Stamp duty is a ‘feast or famine’ source of revenue dependant on the the property market cycle. Shifting to another tax is a way to even-out a major source state revenue.

The Real Estate Institute of NSW’s view:

The Real Estate Institute of NSW (REINSW) has welcomed the NSW Government’s acknowledgement that property taxation is in need of reform.

REINSW CEO Tim McKibbin said stamp duty reform has been long overdue, and something the REINSW has actively sought for many years.

“Stamp duty is an inefficient, inequitable tax that distorts market activity. Not only does it discourage people from moving, especially downsizers who would otherwise free up housing stock, it also limits the additional expenditure home buyers could otherwise engage in,” he said.

“While there is no such thing as a good tax, some are better than others. When tax becomes a consideration of a transaction and not a consequence, it’s a very bad tax.

“People in NSW have elected not to pay stamp duty by not buying property. On this basis, we welcome the news that stamp duty will finally be phased out in NSW. However, we don’t support the replacement of one property tax with another property tax.”

“The question should be asked why the property industry, which contributes so significantly to the state’s economy, must shoulder a disproportionate amount of the state’s tax burden.

“A land tax may be more broadly-based than stamp duty, but it still only applies to property. Investors in shares, for instance, pay no comparable tax,” he said.

Mr McKibbin said it’s not widely known that the NSW Government collected $1,857,906,662 in stamp duty revenue in the three months to 30 September 2020, which is $235,300,000 more than for the same period last year.

“The property industry, including property consumers, carries a disproportionate amount of the state’s tax burden. It should be more equitably spread across all industries,” Mr McKibbin says.

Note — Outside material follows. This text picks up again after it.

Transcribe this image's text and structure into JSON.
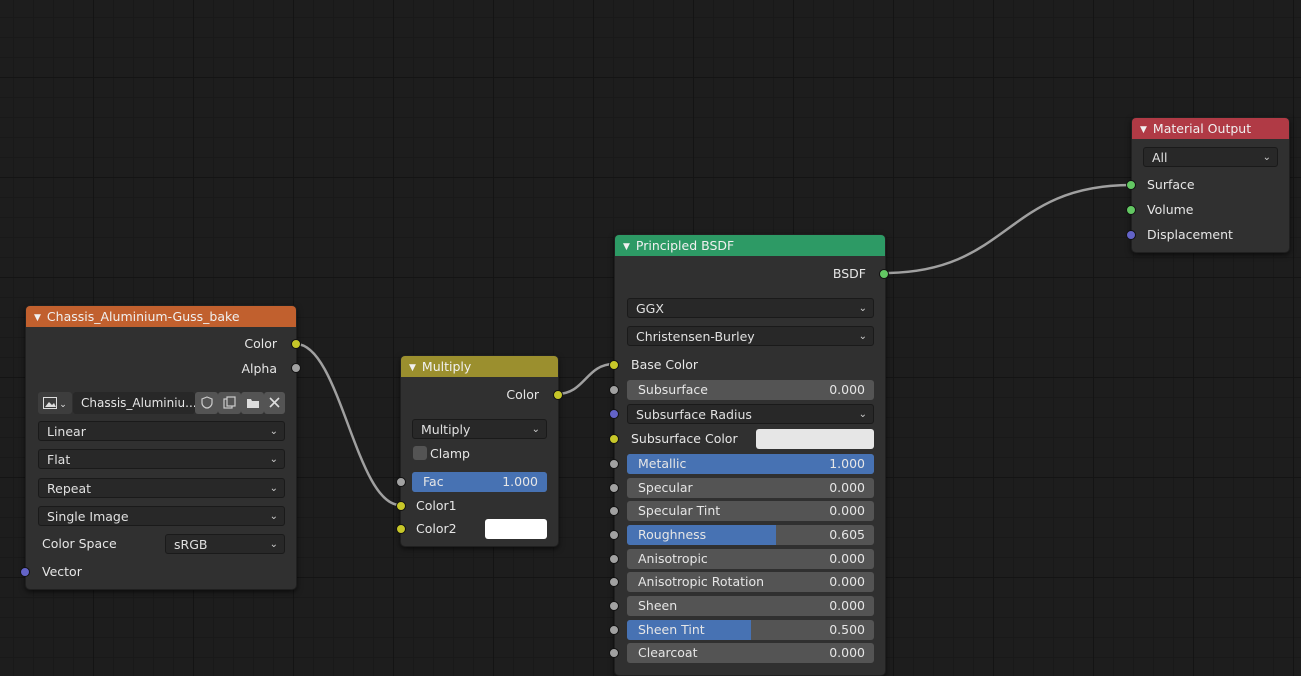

Elsewhere, Mr McKibbin pointed to the bureaucratic inefficiencies of NSW Fair Trading, which is preventing many fully-trained real estate agents from working, as an area for reform regrettably missed.

“This opportunity for reform is even more clear-cut and entirely aligned with the job creation focus of the Budget. At present, Fair Trading is the unnecessary gatekeeper of a certification process that takes it about 50 days to complete, before a person receives their certificate and is able to get to work. Specialist accreditation operators can do it in 24-48 hours,” he said.

“Especially now, administrative incompetence is no excuse for keeping people out of the workforce, particularly when the solution is so simple. The Government talks jobs, jobs and more jobs, but Fair Trading stops people starting work.

“We urge the NSW Government to adopt an opportunistic approach to considered reform in order to optimise its jobs and economic goals,” Mr McKibbin said.